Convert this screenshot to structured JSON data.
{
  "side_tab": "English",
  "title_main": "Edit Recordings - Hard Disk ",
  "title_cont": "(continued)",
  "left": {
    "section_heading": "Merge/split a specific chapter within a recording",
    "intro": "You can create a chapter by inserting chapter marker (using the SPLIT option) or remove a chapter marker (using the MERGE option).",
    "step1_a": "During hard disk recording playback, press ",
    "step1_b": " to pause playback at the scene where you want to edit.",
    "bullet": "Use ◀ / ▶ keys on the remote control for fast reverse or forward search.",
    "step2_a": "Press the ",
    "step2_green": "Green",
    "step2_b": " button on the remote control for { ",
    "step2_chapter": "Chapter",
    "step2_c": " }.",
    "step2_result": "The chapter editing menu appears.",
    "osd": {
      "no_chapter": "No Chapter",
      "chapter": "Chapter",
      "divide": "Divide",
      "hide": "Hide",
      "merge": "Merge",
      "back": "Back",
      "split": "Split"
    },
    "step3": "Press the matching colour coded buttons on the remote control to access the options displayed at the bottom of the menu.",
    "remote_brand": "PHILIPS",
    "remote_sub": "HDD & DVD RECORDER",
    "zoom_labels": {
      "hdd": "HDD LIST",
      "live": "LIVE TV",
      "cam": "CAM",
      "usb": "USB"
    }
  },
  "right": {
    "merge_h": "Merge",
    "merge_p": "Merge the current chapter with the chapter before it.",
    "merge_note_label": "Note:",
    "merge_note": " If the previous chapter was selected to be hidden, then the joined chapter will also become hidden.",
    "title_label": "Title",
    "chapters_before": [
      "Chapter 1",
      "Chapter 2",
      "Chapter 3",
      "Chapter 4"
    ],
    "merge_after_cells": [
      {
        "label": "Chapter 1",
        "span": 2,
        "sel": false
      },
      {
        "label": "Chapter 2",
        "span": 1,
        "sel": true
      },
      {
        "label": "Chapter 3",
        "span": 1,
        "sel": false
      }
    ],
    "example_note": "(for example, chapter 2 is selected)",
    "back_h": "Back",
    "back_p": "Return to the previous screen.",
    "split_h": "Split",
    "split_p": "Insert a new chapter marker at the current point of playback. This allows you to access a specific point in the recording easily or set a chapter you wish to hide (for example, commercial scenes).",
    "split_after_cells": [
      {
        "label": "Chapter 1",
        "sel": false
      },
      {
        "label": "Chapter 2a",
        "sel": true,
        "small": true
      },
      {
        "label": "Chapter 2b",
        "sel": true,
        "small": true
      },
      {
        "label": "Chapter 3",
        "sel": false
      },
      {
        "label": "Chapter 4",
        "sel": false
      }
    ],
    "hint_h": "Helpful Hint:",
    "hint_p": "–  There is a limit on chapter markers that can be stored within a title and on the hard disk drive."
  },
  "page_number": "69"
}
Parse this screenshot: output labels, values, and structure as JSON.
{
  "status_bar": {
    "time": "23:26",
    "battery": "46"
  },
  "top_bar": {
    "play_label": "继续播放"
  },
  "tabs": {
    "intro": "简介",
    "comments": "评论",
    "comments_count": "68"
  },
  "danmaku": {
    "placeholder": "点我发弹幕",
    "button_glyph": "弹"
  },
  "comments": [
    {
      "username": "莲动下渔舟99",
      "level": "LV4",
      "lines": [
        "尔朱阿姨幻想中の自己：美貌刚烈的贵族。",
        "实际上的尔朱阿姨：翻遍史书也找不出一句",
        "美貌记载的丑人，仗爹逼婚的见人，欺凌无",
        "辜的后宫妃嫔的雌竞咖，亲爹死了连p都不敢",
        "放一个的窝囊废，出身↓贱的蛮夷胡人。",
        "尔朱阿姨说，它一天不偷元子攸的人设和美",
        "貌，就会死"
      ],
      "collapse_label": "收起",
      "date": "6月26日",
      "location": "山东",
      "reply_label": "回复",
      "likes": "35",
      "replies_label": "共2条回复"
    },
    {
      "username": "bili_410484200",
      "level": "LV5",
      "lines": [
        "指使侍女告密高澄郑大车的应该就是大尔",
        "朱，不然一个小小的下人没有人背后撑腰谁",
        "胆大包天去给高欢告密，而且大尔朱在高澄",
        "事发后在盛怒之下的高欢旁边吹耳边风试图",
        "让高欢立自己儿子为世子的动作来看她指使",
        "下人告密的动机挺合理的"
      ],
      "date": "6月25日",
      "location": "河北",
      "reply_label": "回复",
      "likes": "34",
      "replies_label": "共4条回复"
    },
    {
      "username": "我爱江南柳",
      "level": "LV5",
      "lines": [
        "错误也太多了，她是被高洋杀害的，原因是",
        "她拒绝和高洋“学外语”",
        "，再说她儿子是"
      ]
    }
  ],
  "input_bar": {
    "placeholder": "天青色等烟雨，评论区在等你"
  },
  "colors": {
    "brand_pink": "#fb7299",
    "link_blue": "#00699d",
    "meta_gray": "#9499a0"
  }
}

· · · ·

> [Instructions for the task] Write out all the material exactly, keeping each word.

> [Task response]
Convert this screenshot to structured JSON data.
{
  "side_tab": "English",
  "title_main": "Edit Recordings - Hard Disk ",
  "title_cont": "(continued)",
  "left": {
    "section_heading": "Merge/split a specific chapter within a recording",
    "intro": "You can create a chapter by inserting chapter marker (using the SPLIT option) or remove a chapter marker (using the MERGE option).",
    "step1_a": "During hard disk recording playback, press ",
    "step1_b": " to pause playback at the scene where you want to edit.",
    "bullet": "Use ◀ / ▶ keys on the remote control for fast reverse or forward search.",
    "step2_a": "Press the ",
    "step2_green": "Green",
    "step2_b": " button on the remote control for { ",
    "step2_chapter": "Chapter",
    "step2_c": " }.",
    "step2_result": "The chapter editing menu appears.",
    "osd": {
      "no_chapter": "No Chapter",
      "chapter": "Chapter",
      "divide": "Divide",
      "hide": "Hide",
      "merge": "Merge",
      "back": "Back",
      "split": "Split"
    },
    "step3": "Press the matching colour coded buttons on the remote control to access the options displayed at the bottom of the menu.",
    "remote_brand": "PHILIPS",
    "remote_sub": "HDD & DVD RECORDER",
    "zoom_labels": {
      "hdd": "HDD LIST",
      "live": "LIVE TV",
      "cam": "CAM",
      "usb": "USB"
    }
  },
  "right": {
    "merge_h": "Merge",
    "merge_p": "Merge the current chapter with the chapter before it.",
    "merge_note_label": "Note:",
    "merge_note": " If the previous chapter was selected to be hidden, then the joined chapter will also become hidden.",
    "title_label": "Title",
    "chapters_before": [
      "Chapter 1",
      "Chapter 2",
      "Chapter 3",
      "Chapter 4"
    ],
    "merge_after_cells": [
      {
        "label": "Chapter 1",
        "span": 2,
        "sel": false
      },
      {
        "label": "Chapter 2",
        "span": 1,
        "sel": true
      },
      {
        "label": "Chapter 3",
        "span": 1,
        "sel": false
      }
    ],
    "example_note": "(for example, chapter 2 is selected)",
    "back_h": "Back",
    "back_p": "Return to the previous screen.",
    "split_h": "Split",
    "split_p": "Insert a new chapter marker at the current point of playback. This allows you to access a specific point in the recording easily or set a chapter you wish to hide (for example, commercial scenes).",
    "split_after_cells": [
      {
        "label": "Chapter 1",
        "sel": false
      },
      {
        "label": "Chapter 2a",
        "sel": true,
        "small": true
      },
      {
        "label": "Chapter 2b",
        "sel": true,
        "small": true
      },
      {
        "label": "Chapter 3",
        "sel": false
      },
      {
        "label": "Chapter 4",
        "sel": false
      }
    ],
    "hint_h": "Helpful Hint:",
    "hint_p": "–  There is a limit on chapter markers that can be stored within a title and on the hard disk drive."
  },
  "page_number": "69"
}
Parse this screenshot: output labels, values, and structure as JSON.
{
  "status_bar": {
    "time": "23:26",
    "battery": "46"
  },
  "top_bar": {
    "play_label": "继续播放"
  },
  "tabs": {
    "intro": "简介",
    "comments": "评论",
    "comments_count": "68"
  },
  "danmaku": {
    "placeholder": "点我发弹幕",
    "button_glyph": "弹"
  },
  "comments": [
    {
      "username": "莲动下渔舟99",
      "level": "LV4",
      "lines": [
        "尔朱阿姨幻想中の自己：美貌刚烈的贵族。",
        "实际上的尔朱阿姨：翻遍史书也找不出一句",
        "美貌记载的丑人，仗爹逼婚的见人，欺凌无",
        "辜的后宫妃嫔的雌竞咖，亲爹死了连p都不敢",
        "放一个的窝囊废，出身↓贱的蛮夷胡人。",
        "尔朱阿姨说，它一天不偷元子攸的人设和美",
        "貌，就会死"
      ],
      "collapse_label": "收起",
      "date": "6月26日",
      "location": "山东",
      "reply_label": "回复",
      "likes": "35",
      "replies_label": "共2条回复"
    },
    {
      "username": "bili_410484200",
      "level": "LV5",
      "lines": [
        "指使侍女告密高澄郑大车的应该就是大尔",
        "朱，不然一个小小的下人没有人背后撑腰谁",
        "胆大包天去给高欢告密，而且大尔朱在高澄",
        "事发后在盛怒之下的高欢旁边吹耳边风试图",
        "让高欢立自己儿子为世子的动作来看她指使",
        "下人告密的动机挺合理的"
      ],
      "date": "6月25日",
      "location": "河北",
      "reply_label": "回复",
      "likes": "34",
      "replies_label": "共4条回复"
    },
    {
      "username": "我爱江南柳",
      "level": "LV5",
      "lines": [
        "错误也太多了，她是被高洋杀害的，原因是",
        "她拒绝和高洋“学外语”",
        "，再说她儿子是"
      ]
    }
  ],
  "input_bar": {
    "placeholder": "天青色等烟雨，评论区在等你"
  },
  "colors": {
    "brand_pink": "#fb7299",
    "link_blue": "#00699d",
    "meta_gray": "#9499a0"
  }
}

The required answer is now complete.